- _TO DO_: Each entry needs to be given again, character for character.

(Data entries)
++++++++++++++++++++

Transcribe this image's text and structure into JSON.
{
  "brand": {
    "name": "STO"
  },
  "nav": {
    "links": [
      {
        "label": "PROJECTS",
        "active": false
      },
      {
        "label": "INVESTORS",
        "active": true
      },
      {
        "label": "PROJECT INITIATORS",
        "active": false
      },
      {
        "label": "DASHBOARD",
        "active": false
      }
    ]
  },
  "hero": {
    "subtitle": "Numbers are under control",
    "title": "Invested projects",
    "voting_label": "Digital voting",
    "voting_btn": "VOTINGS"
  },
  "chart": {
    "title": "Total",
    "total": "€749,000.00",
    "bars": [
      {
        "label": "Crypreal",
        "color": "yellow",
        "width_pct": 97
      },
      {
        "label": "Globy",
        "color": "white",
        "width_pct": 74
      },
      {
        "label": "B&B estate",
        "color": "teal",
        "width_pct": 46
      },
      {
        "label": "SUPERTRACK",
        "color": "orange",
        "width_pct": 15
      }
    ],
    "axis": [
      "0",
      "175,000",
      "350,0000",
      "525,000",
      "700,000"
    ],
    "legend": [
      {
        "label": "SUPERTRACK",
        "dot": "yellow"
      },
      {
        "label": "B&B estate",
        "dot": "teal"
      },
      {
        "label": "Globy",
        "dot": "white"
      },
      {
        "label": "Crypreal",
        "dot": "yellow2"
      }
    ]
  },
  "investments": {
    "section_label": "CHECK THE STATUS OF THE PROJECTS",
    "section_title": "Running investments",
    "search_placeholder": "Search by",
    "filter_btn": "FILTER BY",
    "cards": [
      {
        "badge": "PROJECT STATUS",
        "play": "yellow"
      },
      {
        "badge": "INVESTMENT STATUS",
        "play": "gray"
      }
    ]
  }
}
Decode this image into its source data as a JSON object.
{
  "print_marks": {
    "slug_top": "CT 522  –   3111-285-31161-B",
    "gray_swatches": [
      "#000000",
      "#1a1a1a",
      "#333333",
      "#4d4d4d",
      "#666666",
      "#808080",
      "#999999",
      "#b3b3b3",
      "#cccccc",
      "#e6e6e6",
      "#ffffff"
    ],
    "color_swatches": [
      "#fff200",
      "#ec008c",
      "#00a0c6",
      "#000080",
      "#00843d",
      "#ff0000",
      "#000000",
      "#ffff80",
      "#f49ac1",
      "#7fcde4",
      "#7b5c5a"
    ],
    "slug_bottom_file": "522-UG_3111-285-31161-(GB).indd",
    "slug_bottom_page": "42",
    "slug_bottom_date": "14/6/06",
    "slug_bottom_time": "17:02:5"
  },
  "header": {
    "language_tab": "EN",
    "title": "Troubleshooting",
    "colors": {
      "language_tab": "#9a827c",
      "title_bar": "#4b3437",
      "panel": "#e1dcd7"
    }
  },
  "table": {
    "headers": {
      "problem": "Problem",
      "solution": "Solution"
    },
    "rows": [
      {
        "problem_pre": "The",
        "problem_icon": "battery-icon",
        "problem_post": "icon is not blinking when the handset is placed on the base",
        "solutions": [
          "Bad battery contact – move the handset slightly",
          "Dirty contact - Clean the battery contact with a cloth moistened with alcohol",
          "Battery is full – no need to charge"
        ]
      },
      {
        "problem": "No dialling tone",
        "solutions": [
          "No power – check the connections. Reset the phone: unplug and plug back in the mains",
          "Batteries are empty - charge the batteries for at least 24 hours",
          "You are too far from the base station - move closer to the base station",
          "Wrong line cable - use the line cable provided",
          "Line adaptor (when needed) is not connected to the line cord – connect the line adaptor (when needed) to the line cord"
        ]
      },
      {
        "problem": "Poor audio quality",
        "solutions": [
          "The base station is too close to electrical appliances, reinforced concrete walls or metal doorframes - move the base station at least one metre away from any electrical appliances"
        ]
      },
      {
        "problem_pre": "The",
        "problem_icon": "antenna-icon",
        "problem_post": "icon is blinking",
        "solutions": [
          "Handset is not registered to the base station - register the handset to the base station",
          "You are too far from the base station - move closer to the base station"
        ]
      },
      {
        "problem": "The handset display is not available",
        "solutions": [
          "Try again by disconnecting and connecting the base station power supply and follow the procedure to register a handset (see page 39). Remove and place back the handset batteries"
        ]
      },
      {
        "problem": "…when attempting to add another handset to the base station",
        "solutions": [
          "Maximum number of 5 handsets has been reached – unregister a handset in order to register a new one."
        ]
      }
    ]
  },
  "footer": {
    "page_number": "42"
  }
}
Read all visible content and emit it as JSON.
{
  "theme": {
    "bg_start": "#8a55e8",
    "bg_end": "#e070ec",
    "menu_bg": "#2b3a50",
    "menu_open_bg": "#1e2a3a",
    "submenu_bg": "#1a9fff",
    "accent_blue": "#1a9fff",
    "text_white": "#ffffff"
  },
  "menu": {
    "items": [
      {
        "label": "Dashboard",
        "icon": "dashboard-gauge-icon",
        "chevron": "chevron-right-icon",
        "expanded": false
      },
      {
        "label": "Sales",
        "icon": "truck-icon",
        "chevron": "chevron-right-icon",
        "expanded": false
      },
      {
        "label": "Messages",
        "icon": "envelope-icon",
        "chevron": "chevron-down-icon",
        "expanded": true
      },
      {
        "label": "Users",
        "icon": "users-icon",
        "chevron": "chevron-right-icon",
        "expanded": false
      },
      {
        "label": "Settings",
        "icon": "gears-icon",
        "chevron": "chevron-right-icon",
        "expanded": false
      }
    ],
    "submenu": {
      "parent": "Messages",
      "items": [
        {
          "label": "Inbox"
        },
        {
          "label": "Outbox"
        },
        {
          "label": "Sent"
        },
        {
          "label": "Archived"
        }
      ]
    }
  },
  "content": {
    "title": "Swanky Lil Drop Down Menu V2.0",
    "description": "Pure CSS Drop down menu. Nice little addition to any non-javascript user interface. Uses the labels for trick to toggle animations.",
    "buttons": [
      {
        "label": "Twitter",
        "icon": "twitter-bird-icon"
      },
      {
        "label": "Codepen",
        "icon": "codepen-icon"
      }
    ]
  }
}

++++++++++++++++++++

- _RESULT_:
Transcribe this image's text and structure into JSON.
{
  "brand": {
    "name": "STO"
  },
  "nav": {
    "links": [
      {
        "label": "PROJECTS",
        "active": false
      },
      {
        "label": "INVESTORS",
        "active": true
      },
      {
        "label": "PROJECT INITIATORS",
        "active": false
      },
      {
        "label": "DASHBOARD",
        "active": false
      }
    ]
  },
  "hero": {
    "subtitle": "Numbers are under control",
    "title": "Invested projects",
    "voting_label": "Digital voting",
    "voting_btn": "VOTINGS"
  },
  "chart": {
    "title": "Total",
    "total": "€749,000.00",
    "bars": [
      {
        "label": "Crypreal",
        "color": "yellow",
        "width_pct": 97
      },
      {
        "label": "Globy",
        "color": "white",
        "width_pct": 74
      },
      {
        "label": "B&B estate",
        "color": "teal",
        "width_pct": 46
      },
      {
        "label": "SUPERTRACK",
        "color": "orange",
        "width_pct": 15
      }
    ],
    "axis": [
      "0",
      "175,000",
      "350,0000",
      "525,000",
      "700,000"
    ],
    "legend": [
      {
        "label": "SUPERTRACK",
        "dot": "yellow"
      },
      {
        "label": "B&B estate",
        "dot": "teal"
      },
      {
        "label": "Globy",
        "dot": "white"
      },
      {
        "label": "Crypreal",
        "dot": "yellow2"
      }
    ]
  },
  "investments": {
    "section_label": "CHECK THE STATUS OF THE PROJECTS",
    "section_title": "Running investments",
    "search_placeholder": "Search by",
    "filter_btn": "FILTER BY",
    "cards": [
      {
        "badge": "PROJECT STATUS",
        "play": "yellow"
      },
      {
        "badge": "INVESTMENT STATUS",
        "play": "gray"
      }
    ]
  }
}
Decode this image into its source data as a JSON object.
{
  "print_marks": {
    "slug_top": "CT 522  –   3111-285-31161-B",
    "gray_swatches": [
      "#000000",
      "#1a1a1a",
      "#333333",
      "#4d4d4d",
      "#666666",
      "#808080",
      "#999999",
      "#b3b3b3",
      "#cccccc",
      "#e6e6e6",
      "#ffffff"
    ],
    "color_swatches": [
      "#fff200",
      "#ec008c",
      "#00a0c6",
      "#000080",
      "#00843d",
      "#ff0000",
      "#000000",
      "#ffff80",
      "#f49ac1",
      "#7fcde4",
      "#7b5c5a"
    ],
    "slug_bottom_file": "522-UG_3111-285-31161-(GB).indd",
    "slug_bottom_page": "42",
    "slug_bottom_date": "14/6/06",
    "slug_bottom_time": "17:02:5"
  },
  "header": {
    "language_tab": "EN",
    "title": "Troubleshooting",
    "colors": {
      "language_tab": "#9a827c",
      "title_bar": "#4b3437",
      "panel": "#e1dcd7"
    }
  },
  "table": {
    "headers": {
      "problem": "Problem",
      "solution": "Solution"
    },
    "rows": [
      {
        "problem_pre": "The",
        "problem_icon": "battery-icon",
        "problem_post": "icon is not blinking when the handset is placed on the base",
        "solutions": [
          "Bad battery contact – move the handset slightly",
          "Dirty contact - Clean the battery contact with a cloth moistened with alcohol",
          "Battery is full – no need to charge"
        ]
      },
      {
        "problem": "No dialling tone",
        "solutions": [
          "No power – check the connections. Reset the phone: unplug and plug back in the mains",
          "Batteries are empty - charge the batteries for at least 24 hours",
          "You are too far from the base station - move closer to the base station",
          "Wrong line cable - use the line cable provided",
          "Line adaptor (when needed) is not connected to the line cord – connect the line adaptor (when needed) to the line cord"
        ]
      },
      {
        "problem": "Poor audio quality",
        "solutions": [
          "The base station is too close to electrical appliances, reinforced concrete walls or metal doorframes - move the base station at least one metre away from any electrical appliances"
        ]
      },
      {
        "problem_pre": "The",
        "problem_icon": "antenna-icon",
        "problem_post": "icon is blinking",
        "solutions": [
          "Handset is not registered to the base station - register the handset to the base station",
          "You are too far from the base station - move closer to the base station"
        ]
      },
      {
        "problem": "The handset display is not available",
        "solutions": [
          "Try again by disconnecting and connecting the base station power supply and follow the procedure to register a handset (see page 39). Remove and place back the handset batteries"
        ]
      },
      {
        "problem": "…when attempting to add another handset to the base station",
        "solutions": [
          "Maximum number of 5 handsets has been reached – unregister a handset in order to register a new one."
        ]
      }
    ]
  },
  "footer": {
    "page_number": "42"
  }
}
Read all visible content and emit it as JSON.
{
  "theme": {
    "bg_start": "#8a55e8",
    "bg_end": "#e070ec",
    "menu_bg": "#2b3a50",
    "menu_open_bg": "#1e2a3a",
    "submenu_bg": "#1a9fff",
    "accent_blue": "#1a9fff",
    "text_white": "#ffffff"
  },
  "menu": {
    "items": [
      {
        "label": "Dashboard",
        "icon": "dashboard-gauge-icon",
        "chevron": "chevron-right-icon",
        "expanded": false
      },
      {
        "label": "Sales",
        "icon": "truck-icon",
        "chevron": "chevron-right-icon",
        "expanded": false
      },
      {
        "label": "Messages",
        "icon": "envelope-icon",
        "chevron": "chevron-down-icon",
        "expanded": true
      },
      {
        "label": "Users",
        "icon": "users-icon",
        "chevron": "chevron-right-icon",
        "expanded": false
      },
      {
        "label": "Settings",
        "icon": "gears-icon",
        "chevron": "chevron-right-icon",
        "expanded": false
      }
    ],
    "submenu": {
      "parent": "Messages",
      "items": [
        {
          "label": "Inbox"
        },
        {
          "label": "Outbox"
        },
        {
          "label": "Sent"
        },
        {
          "label": "Archived"
        }
      ]
    }
  },
  "content": {
    "title": "Swanky Lil Drop Down Menu V2.0",
    "description": "Pure CSS Drop down menu. Nice little addition to any non-javascript user interface. Uses the labels for trick to toggle animations.",
    "buttons": [
      {
        "label": "Twitter",
        "icon": "twitter-bird-icon"
      },
      {
        "label": "Codepen",
        "icon": "codepen-icon"
      }
    ]
  }
}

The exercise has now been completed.